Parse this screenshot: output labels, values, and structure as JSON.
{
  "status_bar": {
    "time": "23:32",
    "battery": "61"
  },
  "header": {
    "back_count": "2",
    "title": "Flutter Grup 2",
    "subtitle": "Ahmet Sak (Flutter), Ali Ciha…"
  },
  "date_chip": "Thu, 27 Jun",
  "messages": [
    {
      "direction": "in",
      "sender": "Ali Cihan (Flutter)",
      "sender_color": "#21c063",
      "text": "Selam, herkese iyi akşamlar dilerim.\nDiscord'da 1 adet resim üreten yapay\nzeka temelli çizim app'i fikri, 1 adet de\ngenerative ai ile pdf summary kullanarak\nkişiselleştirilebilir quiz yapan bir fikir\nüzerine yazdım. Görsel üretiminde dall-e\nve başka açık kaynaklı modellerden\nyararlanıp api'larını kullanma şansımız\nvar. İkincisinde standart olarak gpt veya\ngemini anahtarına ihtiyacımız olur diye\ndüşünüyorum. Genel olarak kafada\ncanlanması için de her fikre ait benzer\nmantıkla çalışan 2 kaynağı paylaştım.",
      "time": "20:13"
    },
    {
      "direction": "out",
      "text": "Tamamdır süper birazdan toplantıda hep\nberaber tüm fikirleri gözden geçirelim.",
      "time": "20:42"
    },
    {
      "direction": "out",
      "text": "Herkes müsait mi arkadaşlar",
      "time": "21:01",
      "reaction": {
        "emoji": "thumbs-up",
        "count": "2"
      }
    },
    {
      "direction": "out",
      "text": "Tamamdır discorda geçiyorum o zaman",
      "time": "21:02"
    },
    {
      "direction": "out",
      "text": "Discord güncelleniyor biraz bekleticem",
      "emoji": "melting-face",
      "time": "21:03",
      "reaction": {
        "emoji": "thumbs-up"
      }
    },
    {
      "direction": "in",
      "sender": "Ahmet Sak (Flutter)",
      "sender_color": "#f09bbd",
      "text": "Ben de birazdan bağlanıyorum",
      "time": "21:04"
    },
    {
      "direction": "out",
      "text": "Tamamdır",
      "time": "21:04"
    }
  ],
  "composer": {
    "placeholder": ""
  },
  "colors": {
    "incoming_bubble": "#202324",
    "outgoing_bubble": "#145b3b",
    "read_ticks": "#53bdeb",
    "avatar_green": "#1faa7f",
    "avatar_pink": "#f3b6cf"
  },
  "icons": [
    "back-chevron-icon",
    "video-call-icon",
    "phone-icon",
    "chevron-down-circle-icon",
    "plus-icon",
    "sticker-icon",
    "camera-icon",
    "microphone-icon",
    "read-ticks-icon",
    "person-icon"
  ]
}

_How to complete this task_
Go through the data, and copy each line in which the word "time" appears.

_Reply to the task_
    "time": "23:32",
      "time": "20:13"
      "time": "20:42"
      "time": "21:01",
      "time": "21:02"
      "time": "21:03",
      "time": "21:04"
      "time": "21:04"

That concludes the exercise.